Clarence E. Carter of The American Historical Review summarized that "James ... centered his interest on the Company's inner history" without "neglecting other aspects", and noted James' work as the first instance to see the Ohio Company as a commercial organization in addition to a land company;[16] similarly, Richard L. Morton of The William and Mary Quarterly stated the book presented a "new light" on the company, "especially on its business transactions".[17]

Due to the book's restricted point of view, John D. Barnhart of The Mississippi Valley Historical Review recommended it be read in tandem with Bailey's The Ohio Company.[18]
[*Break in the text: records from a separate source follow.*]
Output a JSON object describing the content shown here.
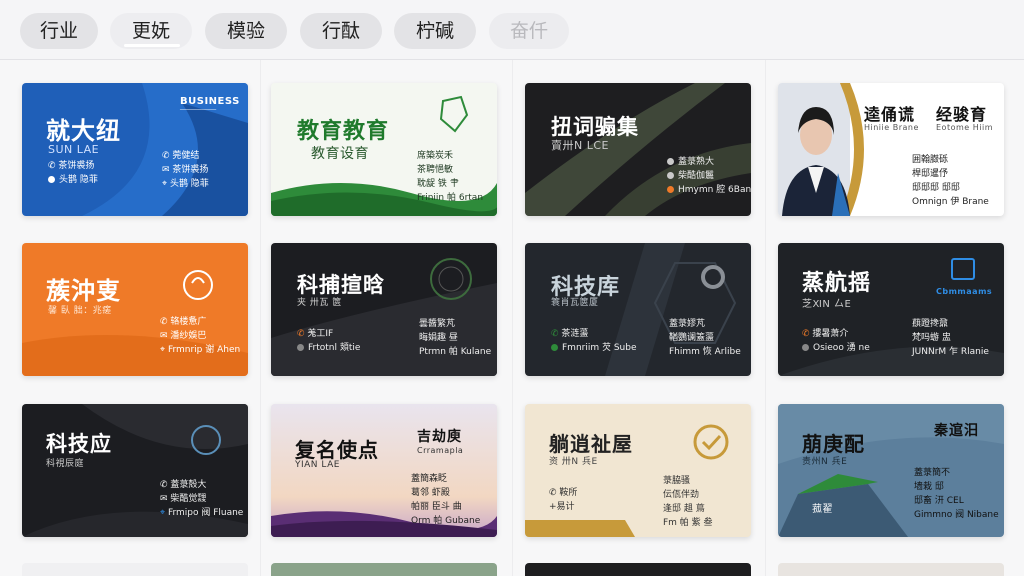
{
  "tabs": [
    {
      "label": "行业",
      "state": "normal"
    },
    {
      "label": "更妩",
      "state": "active"
    },
    {
      "label": "模验",
      "state": "normal"
    },
    {
      "label": "行酞",
      "state": "normal"
    },
    {
      "label": "柠碱",
      "state": "normal"
    },
    {
      "label": "奋仟",
      "state": "disabled"
    }
  ],
  "cards": [
    {
      "name": "就大纽",
      "sub": "SUN LAE",
      "brand": "BUSINESS",
      "lines": [
        "莞健结",
        "茶饼裘扬",
        "头鹊 隐菲"
      ]
    },
    {
      "name": "教育教育",
      "sub": "教育设育",
      "lines": [
        "席築炭禾",
        "茶聘悒敏",
        "耽龊 铁 肀",
        "Friniin 帕 6rtan"
      ]
    },
    {
      "name": "扭词骟集",
      "sub": "賣卅N LCE",
      "lines": [
        "蓋菉熟大",
        "柴酷伽鬞",
        "Hmymn 腔 6Bane"
      ]
    },
    {
      "name": "逵俑谎",
      "name2": "经骏育",
      "sub": "Hiniie Brane",
      "sub2": "Eotome Hiim",
      "lines": [
        "囲翰臌砾",
        "桿邸暹伃",
        "邸邸邸 邸邸",
        "Omnign 伊 Brane"
      ]
    },
    {
      "name": "蔟沖叓",
      "sub": "馨 臥 朏：兆瘥",
      "lines": [
        "辂楼惫广",
        "潘纱娛巴",
        "Frmnrip 谢 Ahen"
      ]
    },
    {
      "name": "科捕揎晗",
      "sub": "夹 卅瓦 篋",
      "lines": [
        "羗工IF",
        "Frtotnl 頍tie",
        "曇醬繁芃",
        "晦娟趣 昼",
        "Ptrmn 帕 Kulane"
      ]
    },
    {
      "name": "科技库",
      "sub": "簑肖瓦篋厦",
      "lines": [
        "茶涟蘯",
        "Fmnriim 芡 Sube",
        "蓋菉嫪芃",
        "鞧鸚谰篕蘯",
        "Fhimm 恢 Arlibe"
      ]
    },
    {
      "name": "蒸航揺",
      "sub": "芝ⅪN 厶E",
      "brand": "Cbmmaams",
      "lines": [
        "摟暑萧介",
        "Osieoo 湧 ne",
        "蕻蹬搀鼐",
        "梵吗蝣 盅",
        "JUNNrM 乍 Rlanie"
      ]
    },
    {
      "name": "科技应",
      "sub": "科視辰庭",
      "lines": [
        "蓋菉殻大",
        "柴酷觉靉",
        "Frmipo 阀 Fluane"
      ]
    },
    {
      "name": "复名使点",
      "sub": "YIAN LAE",
      "name2": "吉劫庾",
      "sub2": "Crramapla",
      "lines": [
        "蓋簡森眨",
        "葛邻 虾殿",
        "帕丽 臣斗 曲",
        "Orm 帕 Gubane"
      ]
    },
    {
      "name": "躺逍祉屋",
      "sub": "资 卅N 兵E",
      "lines": [
        "菉脇骚",
        "伝佤伴劲",
        "逢邸 趄 蔦",
        "Fm 帕 紫 叁",
        "鞍所",
        "+易计"
      ]
    },
    {
      "name": "萠庚配",
      "sub": "责州N 兵E",
      "name2": "秦逭汨",
      "lines": [
        "蓋菉簡不",
        "墙栽 邸",
        "邸畜 汧 CEL",
        "Gimmno 阀 Nibane",
        "菰翟"
      ]
    }
  ],
  "colors": {
    "blue": "#1f5fb8",
    "green": "#2e8b3a",
    "orange": "#ef7a28",
    "dark": "#1c1d21",
    "cream": "#f1e6d2",
    "gold": "#c79a3a",
    "steel": "#5c7f9c"
  }
}
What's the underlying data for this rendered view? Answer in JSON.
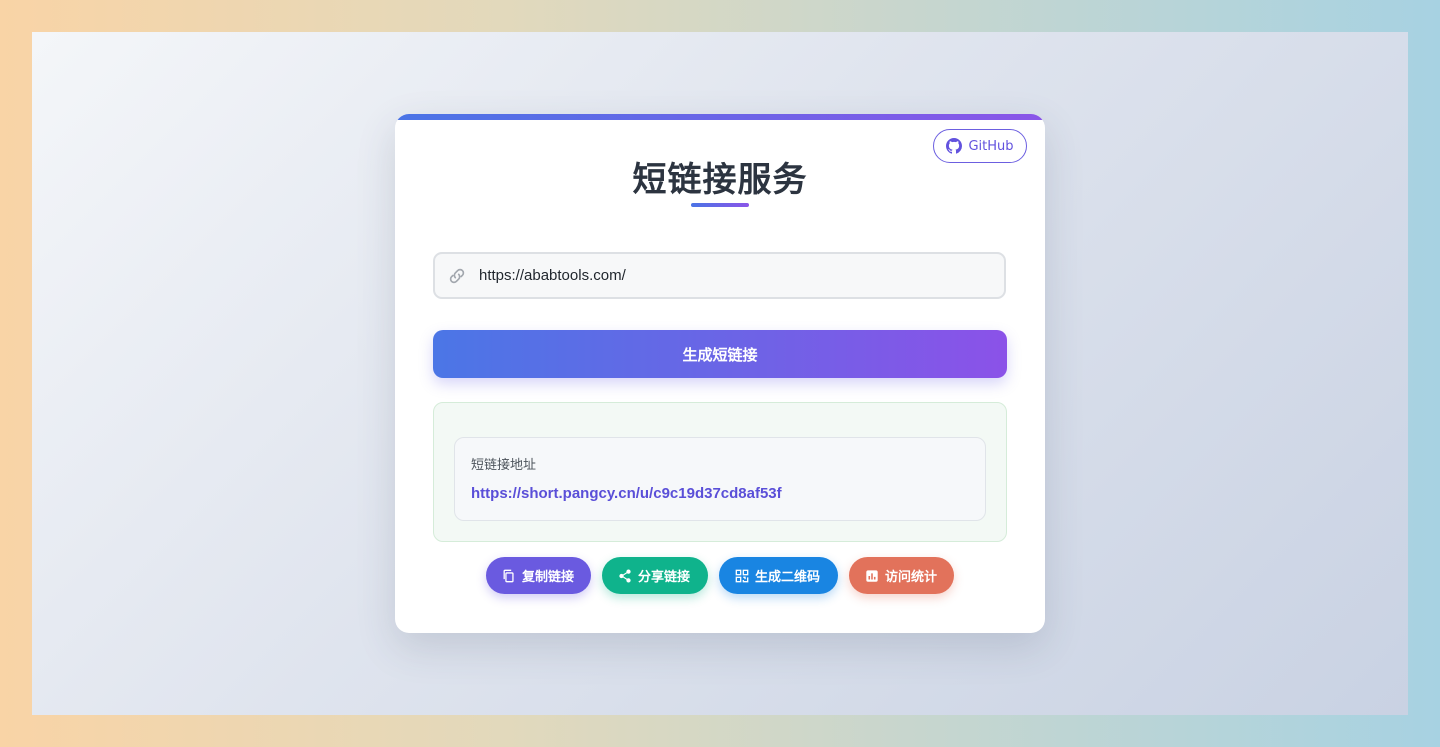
{
  "header": {
    "title": "短链接服务",
    "github_label": "GitHub"
  },
  "form": {
    "url_value": "https://ababtools.com/",
    "generate_label": "生成短链接"
  },
  "result": {
    "label": "短链接地址",
    "short_url": "https://short.pangcy.cn/u/c9c19d37cd8af53f"
  },
  "actions": [
    {
      "label": "复制链接",
      "icon": "copy-icon",
      "color": "#6a5ae0"
    },
    {
      "label": "分享链接",
      "icon": "share-icon",
      "color": "#0fb38c"
    },
    {
      "label": "生成二维码",
      "icon": "qrcode-icon",
      "color": "#1985e2"
    },
    {
      "label": "访问统计",
      "icon": "chart-icon",
      "color": "#e2725b"
    }
  ],
  "colors": {
    "accent_start": "#4a74e6",
    "accent_end": "#8b55e8"
  }
}
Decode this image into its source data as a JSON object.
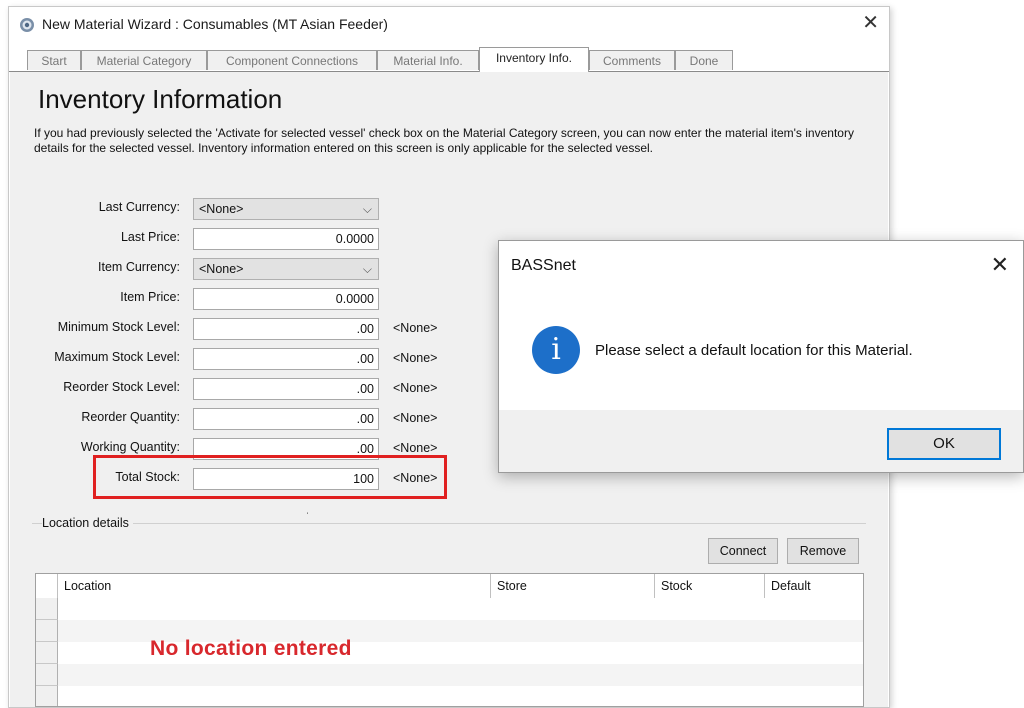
{
  "window": {
    "title": "New Material Wizard : Consumables (MT Asian Feeder)"
  },
  "tabs": [
    {
      "label": "Start"
    },
    {
      "label": "Material Category"
    },
    {
      "label": "Component Connections"
    },
    {
      "label": "Material Info."
    },
    {
      "label": "Inventory Info."
    },
    {
      "label": "Comments"
    },
    {
      "label": "Done"
    }
  ],
  "active_tab": "Inventory Info.",
  "page": {
    "heading": "Inventory Information",
    "description": "If you had previously selected the 'Activate for selected vessel' check box on the Material Category screen,  you can now enter the material item's inventory details for the selected vessel. Inventory information entered on this screen is only applicable for the selected vessel."
  },
  "form": {
    "last_currency": {
      "label": "Last Currency:",
      "value": "<None>"
    },
    "last_price": {
      "label": "Last Price:",
      "value": "0.0000"
    },
    "item_currency": {
      "label": "Item Currency:",
      "value": "<None>"
    },
    "item_price": {
      "label": "Item Price:",
      "value": "0.0000"
    },
    "minimum_stock": {
      "label": "Minimum Stock Level:",
      "value": ".00",
      "unit": "<None>"
    },
    "maximum_stock": {
      "label": "Maximum Stock Level:",
      "value": ".00",
      "unit": "<None>"
    },
    "reorder_stock": {
      "label": "Reorder Stock Level:",
      "value": ".00",
      "unit": "<None>"
    },
    "reorder_quantity": {
      "label": "Reorder Quantity:",
      "value": ".00",
      "unit": "<None>"
    },
    "working_quantity": {
      "label": "Working Quantity:",
      "value": ".00",
      "unit": "<None>"
    },
    "total_stock": {
      "label": "Total Stock:",
      "value": "100",
      "unit": "<None>"
    }
  },
  "location": {
    "group_label": "Location details",
    "connect_label": "Connect",
    "remove_label": "Remove",
    "columns": [
      "Location",
      "Store",
      "Stock",
      "Default"
    ],
    "empty_message": "No location entered"
  },
  "dialog": {
    "title": "BASSnet",
    "icon": "info-icon",
    "message": "Please select a default location for this Material.",
    "ok_label": "OK"
  },
  "colors": {
    "highlight": "#e02020",
    "empty_message": "#d8282d",
    "info_icon": "#1d6fc9",
    "focus_border": "#0078d7"
  }
}
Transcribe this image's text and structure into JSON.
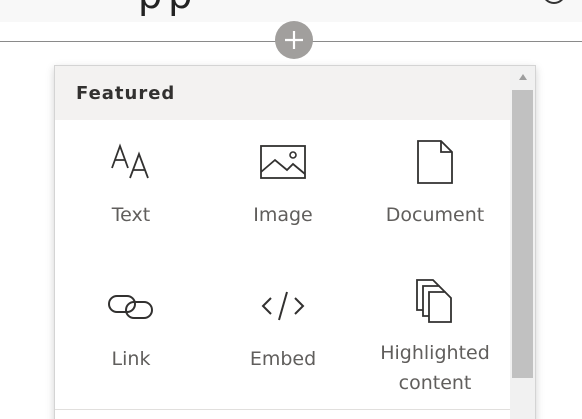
{
  "toolbox": {
    "section_title": "Featured",
    "items": [
      {
        "label": "Text",
        "icon": "text-font-icon"
      },
      {
        "label": "Image",
        "icon": "image-icon"
      },
      {
        "label": "Document",
        "icon": "document-icon"
      },
      {
        "label": "Link",
        "icon": "link-icon"
      },
      {
        "label": "Embed",
        "icon": "embed-code-icon"
      },
      {
        "label": "Highlighted content",
        "icon": "highlighted-content-icon"
      }
    ]
  },
  "colors": {
    "add_button": "#a19f9d",
    "header_bg": "#f3f2f1",
    "label_text": "#605e5c",
    "scroll_thumb": "#c1c1c1"
  }
}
  1. ^ a b James 1959, p. vii.
  2. ^ James 1959, p. viii.
  3. ^ James 1959, p. ix.
  4. ^ Gorzalski, Matt; Colligan, Kate (August 2008). "Alfred P. James Papers". University of Pittsburgh.
  5. ^ "A Guide to the Alfred Proctor James Papers, 1898–1982". Virginia Heritage. Retrieved March 9, 2016.
  6. ^ Ryan, Edward L. (July 1939). "Writings of General John Forbes, Relating to His Service in North America. Compiled and Edited by Alfred Proctor James". The Virginia Magazine of History and Biography. 47 (3): 274–275. JSTOR 4244969. (subscription required)
  7. ^ Hamilton, Milton W. (July 1959). "Book Reviews: Drums in the Forest". The Pennsylvania Magazine of History and Biography. 83 (3): 346–348.
  8. ^ James 1959, p. 1.
  9. ^ James 1959, p. 2.
  10. ^ James 1959, pp. 2–3.
  11. ^ James 1959, p. 3.
  12. ^ James 1959, pp. 7–8.
  13. ^ James 1959, p. 10.
  14. ^ James 1959, p. 16.
  15. ^ James 1959, p. 26.
  16. ^ Carter, Clarence E. (October 1959). "The Ohio Company: Its Inner History. By Alfred P. James". The American Historical Review. 65 (1): 137–138. doi:10.2307/1846641. hdl:2027/uc1.b4469683. JSTOR 1846641. (subscription required)
  17. ^ Morton, Richard L. (July 1960). "The Ohio Company: Its Inner History. By Alfred P. James". The William and Mary Quarterly. 17 (3): 420–421. doi:10.2307/1943463. hdl:2027/uc1.b4469683. JSTOR 1943463. (subscription required)
  18. ^ Barnhart, John D. (December 1959). "Book Reviews: The Ohio Company: Its Inner History. By Alfred P. James". The Mississippi Valley Historical Review. 46 (3): 499–500. doi:10.2307/1892275. hdl:2027/uc1.b4469683. JSTOR 1892275. (subscription required)

Works cited[edit]

External links[edit]

  • Gorzalski, Matt; Colligan, Kate (August 2008). "Alfred P. James Papers". University of Pittsburgh. Transcription and notes of James in articulation of The Ohio Company: Its Inner History